(Records contained in a dataset)
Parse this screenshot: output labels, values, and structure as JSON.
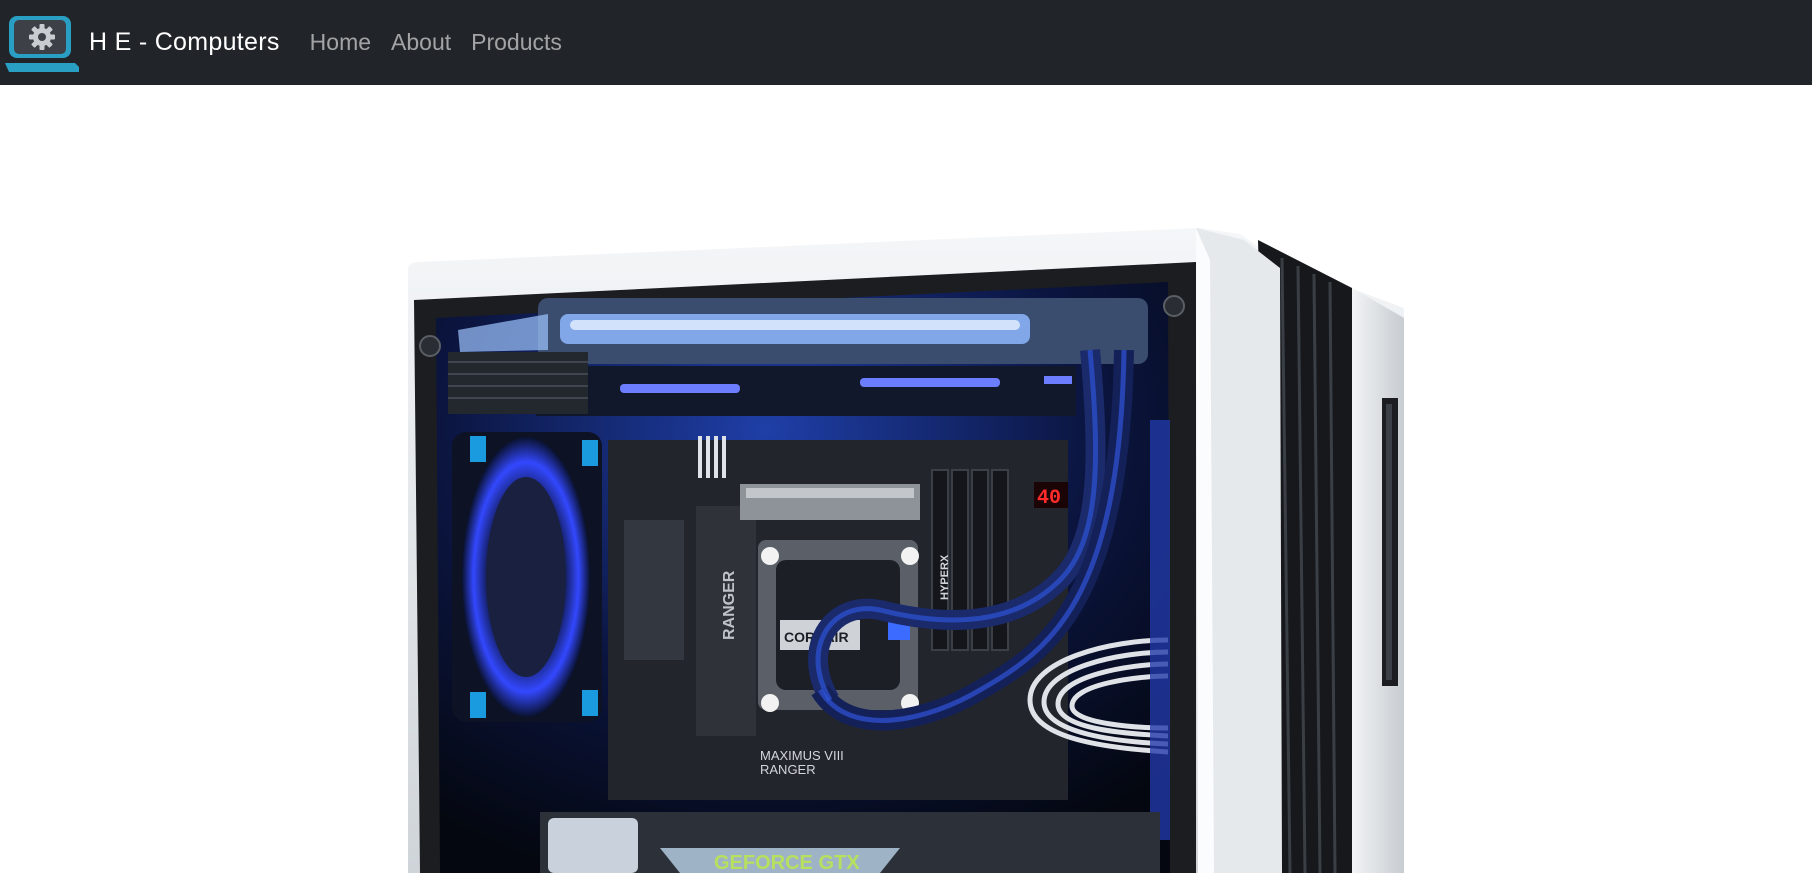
{
  "navbar": {
    "brand": {
      "text": "H E - Computers",
      "logo_icon": "laptop-gear-icon"
    },
    "links": [
      {
        "label": "Home"
      },
      {
        "label": "About"
      },
      {
        "label": "Products"
      }
    ]
  },
  "hero": {
    "image_subject": "gaming-pc-case-image",
    "printed_text": {
      "cooler_brand": "CORSAIR",
      "ram_brand": "HYPERX",
      "board_name_line1": "MAXIMUS VIII",
      "board_name_line2": "RANGER",
      "heatsink_label": "RANGER",
      "post_code": "40",
      "gpu_label": "GEFORCE GTX"
    }
  },
  "colors": {
    "navbar_bg": "#212529",
    "brand_text": "#ffffff",
    "nav_link": "#9a9da0",
    "logo_accent": "#2a9fc4",
    "led_blue": "#2f5cff"
  }
}
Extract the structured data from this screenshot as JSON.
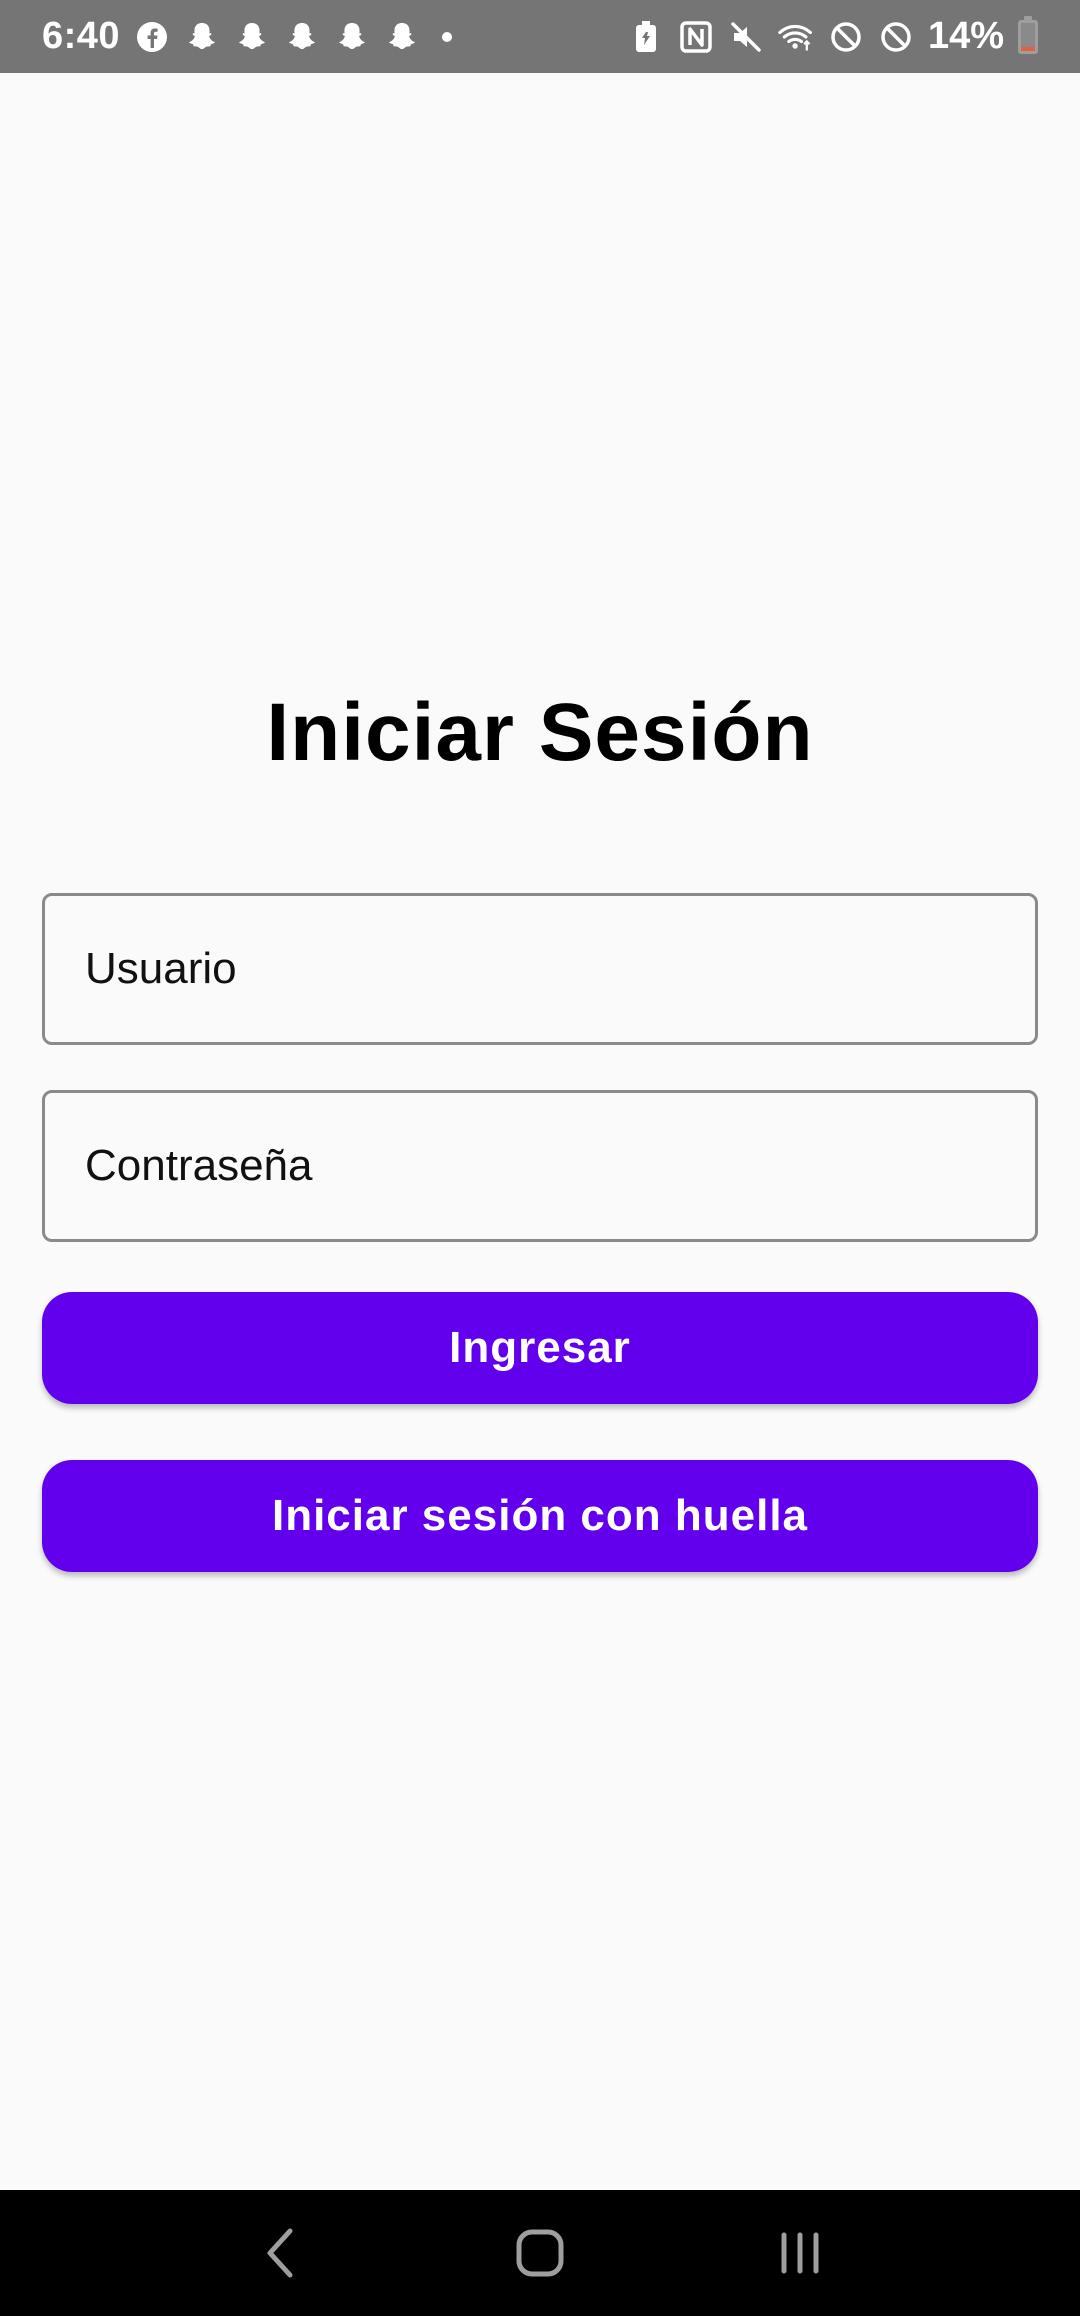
{
  "status_bar": {
    "time": "6:40",
    "battery_percent": "14%",
    "battery_level": 0.14,
    "notification_icons": [
      "facebook-icon",
      "snapchat-icon",
      "snapchat-icon",
      "snapchat-icon",
      "snapchat-icon",
      "snapchat-icon",
      "more-dot-icon"
    ],
    "system_icons": [
      "battery-saver-icon",
      "nfc-icon",
      "mute-icon",
      "wifi-icon",
      "do-not-disturb-icon",
      "blocked-icon",
      "battery-icon"
    ]
  },
  "login": {
    "title": "Iniciar Sesión",
    "username_placeholder": "Usuario",
    "password_placeholder": "Contraseña",
    "submit_label": "Ingresar",
    "fingerprint_label": "Iniciar sesión con huella"
  },
  "nav_bar": {
    "buttons": [
      "back-icon",
      "home-icon",
      "recents-icon"
    ]
  },
  "colors": {
    "accent": "#6200ee",
    "status_bar": "#757575",
    "background": "#fafafa"
  }
}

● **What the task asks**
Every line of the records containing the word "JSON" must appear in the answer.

● **Solution below**
Parse this screenshot: output labels, values, and structure as JSON.
Extract the structured data from this screenshot as JSON.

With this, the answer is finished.